What to do now? Every employer should identify and compile a list of all compensation arrangements, including employment agreements, severance arrangements, incentive or bonus plans, stock option, stock appreciation or other equity plans, deferred compensation and other arrangements that may be subject to Section 409A. You should review them immediately to determine if they are subject to Section 409A and if they comply with the requirements of the final regulations. For all arrangements or plans that do not currently comply with Section 409A you must draft and adopt amendments that bring them into compliance.
Since Section 409A requires that deferred compensation arrangements be in writing, employers should also identify any unwritten deferred compensation arrangements and draft written documents by December 31, 2008.
Is there transition relief? Section 409A generally applies (1) to amounts deferred after December 31, 2004, and (2) to amounts deferred before January 1, 2005 if the plan was materially modified after October 3, 2004. Under IRS Notice 2007-78, until December 31, 2008, a non-qualified deferred compensation plan will be deemed to comply with Section 409A if the plan was operated in good faith compliance. In addition, the transition relief for changing the payment terms under deferred compensation plans expires on December 31, 2008. Full compliance with Section 409A and the final regulations is required by January 1, 2009.
As noted above, failure to comply with Section 409A is very costly.
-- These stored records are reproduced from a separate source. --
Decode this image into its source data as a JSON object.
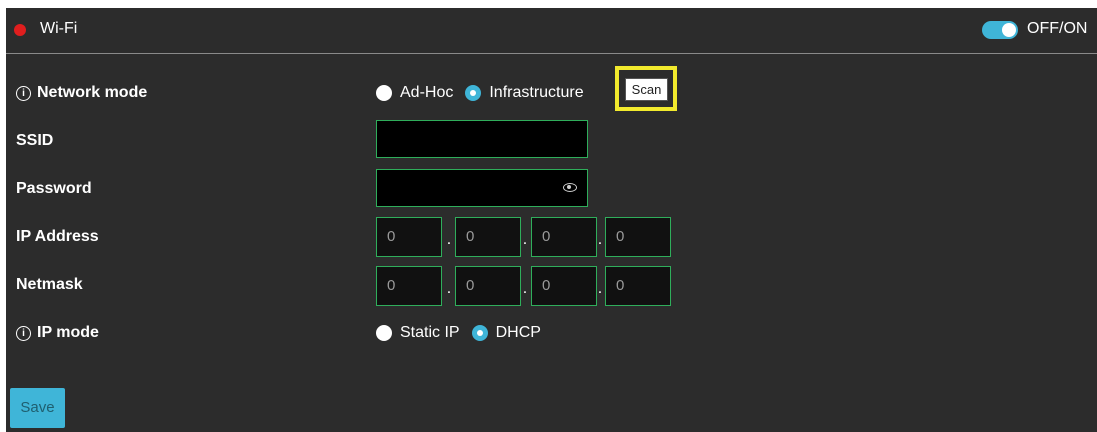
{
  "header": {
    "title": "Wi-Fi",
    "toggle_label": "OFF/ON",
    "toggle_on": true,
    "status_color": "#e01e1e",
    "accent_color": "#3fb5d8"
  },
  "network_mode": {
    "label": "Network mode",
    "info_icon": "i",
    "options": [
      "Ad-Hoc",
      "Infrastructure"
    ],
    "selected": "Infrastructure",
    "scan_label": "Scan"
  },
  "ssid": {
    "label": "SSID",
    "value": ""
  },
  "password": {
    "label": "Password",
    "value": ""
  },
  "ip_address": {
    "label": "IP Address",
    "octets": [
      "0",
      "0",
      "0",
      "0"
    ]
  },
  "netmask": {
    "label": "Netmask",
    "octets": [
      "0",
      "0",
      "0",
      "0"
    ]
  },
  "ip_mode": {
    "label": "IP mode",
    "info_icon": "i",
    "options": [
      "Static IP",
      "DHCP"
    ],
    "selected": "DHCP"
  },
  "save_label": "Save",
  "dot": "."
}
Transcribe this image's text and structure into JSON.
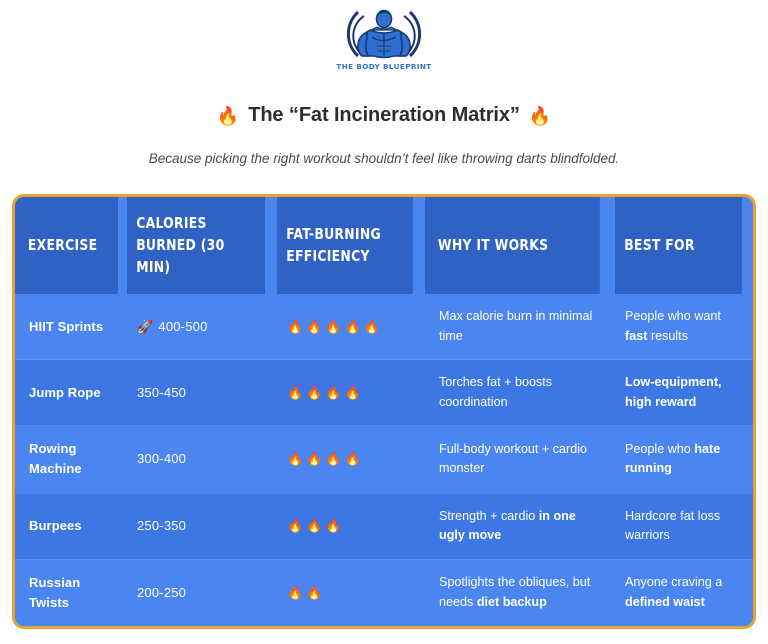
{
  "logo": {
    "brand_text": "The Body Blueprint",
    "icon": "bodybuilder-silhouette-logo",
    "primary_color": "#2f6fd0",
    "dark_color": "#1b3a6b"
  },
  "headline": {
    "left_icon": "🔥",
    "text": "The “Fat Incineration Matrix”",
    "right_icon": "🔥"
  },
  "subhead": {
    "text": "Because picking the right workout shouldn’t feel like throwing darts blindfolded."
  },
  "table": {
    "border_color": "#e8a22e",
    "header_bg": "#2f62c4",
    "row_bg_odd": "#4a85f0",
    "row_bg_even": "#3d77e3",
    "columns": [
      {
        "key": "exercise",
        "label": "EXERCISE"
      },
      {
        "key": "calories",
        "label": "CALORIES BURNED (30 MIN)"
      },
      {
        "key": "efficiency",
        "label": "FAT-BURNING EFFICIENCY"
      },
      {
        "key": "why",
        "label": "WHY IT WORKS"
      },
      {
        "key": "best",
        "label": "BEST FOR"
      }
    ],
    "rows": [
      {
        "exercise": "HIIT Sprints",
        "calories_icon": "🚀",
        "calories": "400-500",
        "efficiency_flames": 5,
        "efficiency": "🔥🔥🔥🔥🔥",
        "why_plain_1": "Max calorie burn in minimal time",
        "why_bold": "",
        "why_plain_2": "",
        "best_plain_1": "People who want ",
        "best_bold": "fast",
        "best_plain_2": " results"
      },
      {
        "exercise": "Jump Rope",
        "calories_icon": "",
        "calories": "350-450",
        "efficiency_flames": 4,
        "efficiency": "🔥🔥🔥🔥",
        "why_plain_1": "Torches fat + boosts coordination",
        "why_bold": "",
        "why_plain_2": "",
        "best_plain_1": "",
        "best_bold": "Low-equipment, high reward",
        "best_plain_2": ""
      },
      {
        "exercise": "Rowing Machine",
        "calories_icon": "",
        "calories": "300-400",
        "efficiency_flames": 4,
        "efficiency": "🔥🔥🔥🔥",
        "why_plain_1": "Full-body workout + cardio monster",
        "why_bold": "",
        "why_plain_2": "",
        "best_plain_1": "People who ",
        "best_bold": "hate running",
        "best_plain_2": ""
      },
      {
        "exercise": "Burpees",
        "calories_icon": "",
        "calories": "250-350",
        "efficiency_flames": 3,
        "efficiency": "🔥🔥🔥",
        "why_plain_1": "Strength + cardio ",
        "why_bold": "in one ugly move",
        "why_plain_2": "",
        "best_plain_1": "Hardcore fat loss warriors",
        "best_bold": "",
        "best_plain_2": ""
      },
      {
        "exercise": "Russian Twists",
        "calories_icon": "",
        "calories": "200-250",
        "efficiency_flames": 2,
        "efficiency": "🔥🔥",
        "why_plain_1": "Spotlights the obliques, but needs ",
        "why_bold": "diet backup",
        "why_plain_2": "",
        "best_plain_1": "Anyone craving a ",
        "best_bold": "defined waist",
        "best_plain_2": ""
      }
    ]
  }
}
Employers can no longer wait to see if the Internal Revenue Service will issue a further extension for Section 409A compliance; the time to act is now.
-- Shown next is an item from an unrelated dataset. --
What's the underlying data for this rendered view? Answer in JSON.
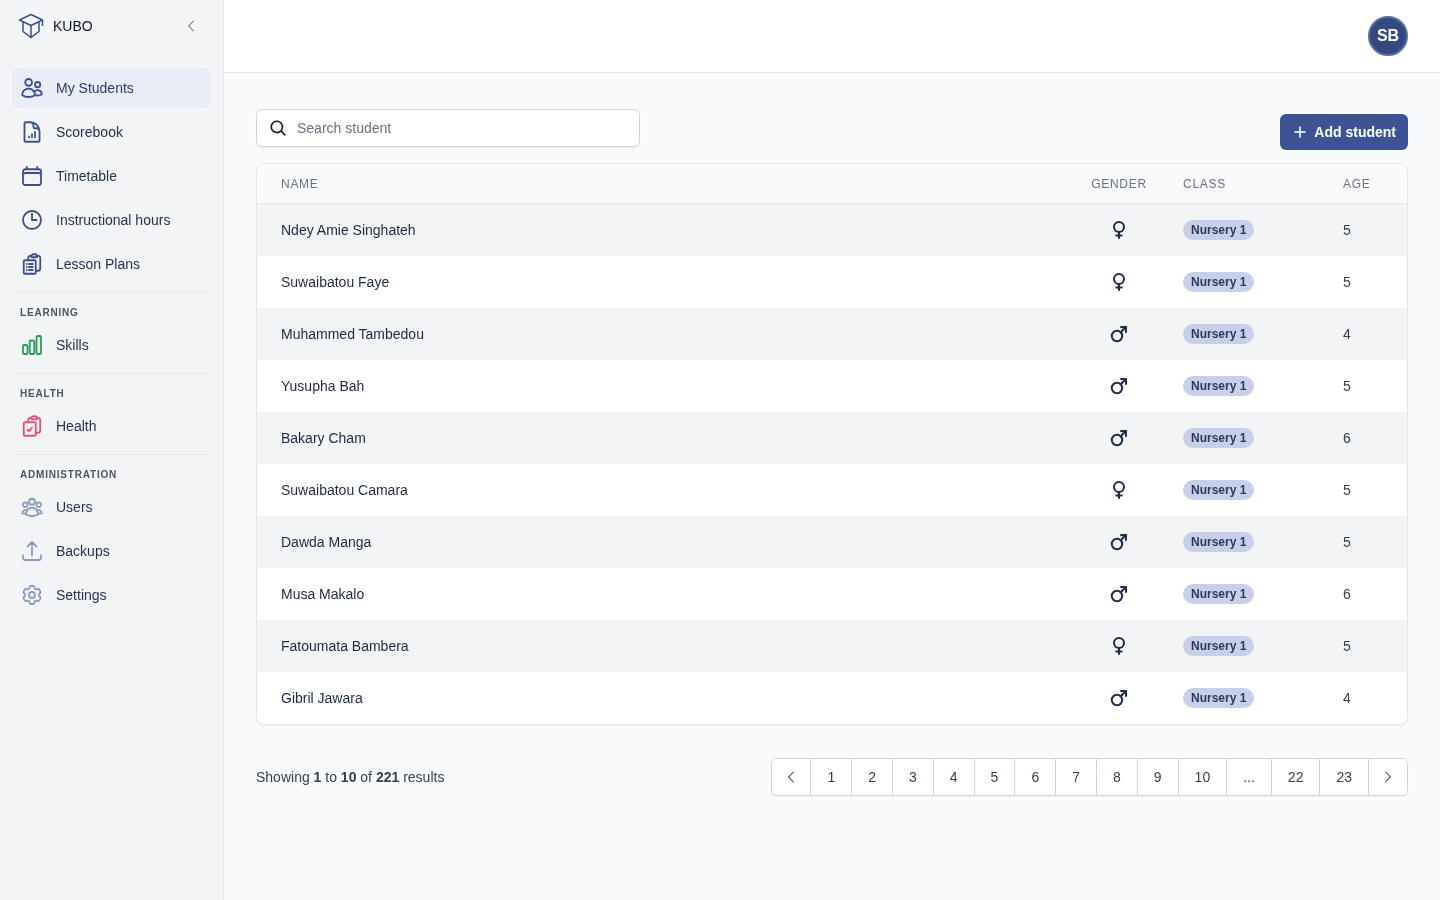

This Compensation Alert is one in a series of ERISA and compliance-related alerts. For more information on the foregoing issues or other ERISA matters, please contact:
Copyright © 2008 Herrick, Feinstein LLP. The Compensation Alert is published by Herrick, Feinstein LLP for information purposes only. Nothing contained herein is intended to serve as legal advice or counsel or as an opinion of the firm.
 Section 409A does not just apply to deferred compensation arrangements with employees but applies to arrangements with all service providers including directors and independent contractors. For example, deferred fee arrangements for investment managers may be subject to Section 409A. These arrangements should also be reviewed to insure compliance with Section 409A.